In May 1994, after the adoption of a provisional Constitution, the elections for the National Assembly and for the presidency of the Republic took place at the same time. Banda, a candidate for the MCP, was flatly defeated and his party only won 55 of the 177 seats in the new parliament. B. Moluzi, leader of the UDF, was elected president, while the same UDF obtained 84 seats and the AFORD 36(in two colleges the vote was invalidated). In the absence of strong ideological differences between the parties, regional and ethnic roots ended up being the main factor in the distribution of the vote: the AFORD garnered the highest consensus in the north of the country, the MCP in the central region and the UDF in the south. Contrary to expectations, an agreement was not reached between AFORD and UDF, and the latter gave birth to a minority government, which immediately launched a measure for the release of political prisoners and initiated a policy of national reconciliation.

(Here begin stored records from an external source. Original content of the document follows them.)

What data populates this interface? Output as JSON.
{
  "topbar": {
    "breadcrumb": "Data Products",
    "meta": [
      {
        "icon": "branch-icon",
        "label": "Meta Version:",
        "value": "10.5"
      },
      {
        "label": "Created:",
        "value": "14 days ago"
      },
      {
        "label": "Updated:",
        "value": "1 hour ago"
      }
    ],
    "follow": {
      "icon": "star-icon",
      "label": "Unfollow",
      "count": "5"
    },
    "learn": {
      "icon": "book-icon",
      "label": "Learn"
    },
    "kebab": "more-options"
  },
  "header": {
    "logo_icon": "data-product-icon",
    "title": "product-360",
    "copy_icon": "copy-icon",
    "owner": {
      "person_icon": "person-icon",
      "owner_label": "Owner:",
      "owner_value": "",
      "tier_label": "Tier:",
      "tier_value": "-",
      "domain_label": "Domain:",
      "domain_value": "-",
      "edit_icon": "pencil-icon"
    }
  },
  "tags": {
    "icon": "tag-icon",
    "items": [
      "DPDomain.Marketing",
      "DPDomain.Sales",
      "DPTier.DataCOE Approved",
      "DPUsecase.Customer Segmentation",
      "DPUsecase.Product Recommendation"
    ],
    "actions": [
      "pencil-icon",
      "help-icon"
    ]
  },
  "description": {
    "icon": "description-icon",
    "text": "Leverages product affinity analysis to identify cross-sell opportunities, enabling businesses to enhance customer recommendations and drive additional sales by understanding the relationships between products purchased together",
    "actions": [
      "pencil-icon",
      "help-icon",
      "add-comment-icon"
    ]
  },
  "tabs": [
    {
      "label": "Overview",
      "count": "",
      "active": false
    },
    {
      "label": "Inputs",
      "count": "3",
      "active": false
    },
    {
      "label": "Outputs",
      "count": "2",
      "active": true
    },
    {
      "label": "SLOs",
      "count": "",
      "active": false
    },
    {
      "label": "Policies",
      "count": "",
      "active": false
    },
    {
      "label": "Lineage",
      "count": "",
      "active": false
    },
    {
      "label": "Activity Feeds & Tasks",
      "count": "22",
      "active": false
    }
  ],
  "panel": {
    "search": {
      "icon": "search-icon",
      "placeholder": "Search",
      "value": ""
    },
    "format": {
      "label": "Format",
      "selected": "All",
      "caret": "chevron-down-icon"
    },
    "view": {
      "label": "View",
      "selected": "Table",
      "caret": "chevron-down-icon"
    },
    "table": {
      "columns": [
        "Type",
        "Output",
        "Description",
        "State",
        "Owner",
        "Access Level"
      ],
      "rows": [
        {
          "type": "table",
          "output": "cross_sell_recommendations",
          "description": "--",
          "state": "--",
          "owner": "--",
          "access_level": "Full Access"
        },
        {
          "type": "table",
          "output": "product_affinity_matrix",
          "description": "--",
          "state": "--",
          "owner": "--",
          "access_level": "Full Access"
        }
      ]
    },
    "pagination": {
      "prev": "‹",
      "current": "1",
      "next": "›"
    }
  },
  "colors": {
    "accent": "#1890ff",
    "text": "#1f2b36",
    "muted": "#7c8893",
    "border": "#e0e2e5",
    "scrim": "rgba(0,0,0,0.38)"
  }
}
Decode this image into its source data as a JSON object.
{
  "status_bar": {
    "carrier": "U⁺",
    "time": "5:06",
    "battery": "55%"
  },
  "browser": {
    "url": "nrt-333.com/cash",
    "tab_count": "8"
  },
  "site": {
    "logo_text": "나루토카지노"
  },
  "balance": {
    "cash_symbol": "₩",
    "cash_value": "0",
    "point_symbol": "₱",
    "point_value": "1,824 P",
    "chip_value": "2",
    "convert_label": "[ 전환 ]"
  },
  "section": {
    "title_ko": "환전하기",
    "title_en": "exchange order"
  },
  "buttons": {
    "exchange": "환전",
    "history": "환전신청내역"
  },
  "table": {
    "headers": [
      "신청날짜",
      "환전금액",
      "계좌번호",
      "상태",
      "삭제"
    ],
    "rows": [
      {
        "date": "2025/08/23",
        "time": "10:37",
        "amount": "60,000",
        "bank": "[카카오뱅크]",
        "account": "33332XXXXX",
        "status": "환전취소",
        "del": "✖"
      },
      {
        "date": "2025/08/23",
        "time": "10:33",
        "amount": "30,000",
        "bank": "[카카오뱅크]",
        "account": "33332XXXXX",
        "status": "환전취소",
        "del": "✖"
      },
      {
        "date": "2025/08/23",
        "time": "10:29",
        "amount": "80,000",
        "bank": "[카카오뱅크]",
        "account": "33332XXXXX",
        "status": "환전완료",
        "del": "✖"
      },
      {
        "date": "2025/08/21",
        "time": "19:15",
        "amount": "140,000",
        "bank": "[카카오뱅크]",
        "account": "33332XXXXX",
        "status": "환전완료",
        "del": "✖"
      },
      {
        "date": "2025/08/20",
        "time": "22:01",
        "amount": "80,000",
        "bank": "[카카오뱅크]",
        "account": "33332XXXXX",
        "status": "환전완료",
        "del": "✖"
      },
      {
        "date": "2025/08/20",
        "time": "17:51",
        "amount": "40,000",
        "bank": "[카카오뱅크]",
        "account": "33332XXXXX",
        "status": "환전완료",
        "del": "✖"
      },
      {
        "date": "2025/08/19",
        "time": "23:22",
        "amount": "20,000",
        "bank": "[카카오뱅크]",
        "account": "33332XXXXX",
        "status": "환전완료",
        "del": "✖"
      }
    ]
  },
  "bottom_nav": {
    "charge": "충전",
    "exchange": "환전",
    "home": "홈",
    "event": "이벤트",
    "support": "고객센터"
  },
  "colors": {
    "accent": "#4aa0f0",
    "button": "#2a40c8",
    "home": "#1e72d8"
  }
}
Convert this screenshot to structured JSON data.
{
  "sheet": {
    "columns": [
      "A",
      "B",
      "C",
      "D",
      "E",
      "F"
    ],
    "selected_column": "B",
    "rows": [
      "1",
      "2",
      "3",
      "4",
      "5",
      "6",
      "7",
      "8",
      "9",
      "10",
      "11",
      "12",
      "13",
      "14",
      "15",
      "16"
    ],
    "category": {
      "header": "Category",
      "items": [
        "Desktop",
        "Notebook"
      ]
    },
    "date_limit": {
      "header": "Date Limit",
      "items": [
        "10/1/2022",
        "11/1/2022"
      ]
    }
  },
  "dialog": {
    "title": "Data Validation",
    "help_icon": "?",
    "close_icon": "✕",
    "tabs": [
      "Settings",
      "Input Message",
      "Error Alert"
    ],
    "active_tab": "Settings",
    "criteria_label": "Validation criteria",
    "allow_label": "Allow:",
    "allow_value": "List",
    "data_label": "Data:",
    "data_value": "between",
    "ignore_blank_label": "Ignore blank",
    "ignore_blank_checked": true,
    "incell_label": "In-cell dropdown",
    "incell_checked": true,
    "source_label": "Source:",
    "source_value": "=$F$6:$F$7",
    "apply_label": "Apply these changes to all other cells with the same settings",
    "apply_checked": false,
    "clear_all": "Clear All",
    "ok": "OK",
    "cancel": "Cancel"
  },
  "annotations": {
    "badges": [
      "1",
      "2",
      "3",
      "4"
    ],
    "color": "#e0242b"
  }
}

The lack of a stable parliamentary majority forced the ruling party to seek continuous compromises with the AFORD and determined uncertainties of political direction both in the fight against corruption, strongly rooted in the state apparatus, and in the effective democratization of civil life. More effective were the government’s initiatives in the economic field since 1995 – 96, thanks also to the good performance of the tobacco harvest. The interventions of economic liberalization, the promotion of foreign investments and the privatization of state property, conducted according to the indications of the IMF, together with the reduction of social expenses, despite having improved the state budget, did not seem to have laid the foundations for growth. lasting. In reality, despite signs of improvement, the structural conditions of the economy remained characterized by extreme fragility, above all due to the strong dependence of agriculture on climatic trends. Furthermore, the strong spread of the AIDS epidemic which has hit, in particular, the productive sectors of the population, in addition to the dramatic effects on society, it has had heavy economic repercussions, the long-term impact of which is difficult to predict. The presidential and legislative elections, held in June1999, they left the political framework substantially unchanged: Muluzi was confirmed president and the UDF remained, with 93 seats, the first party.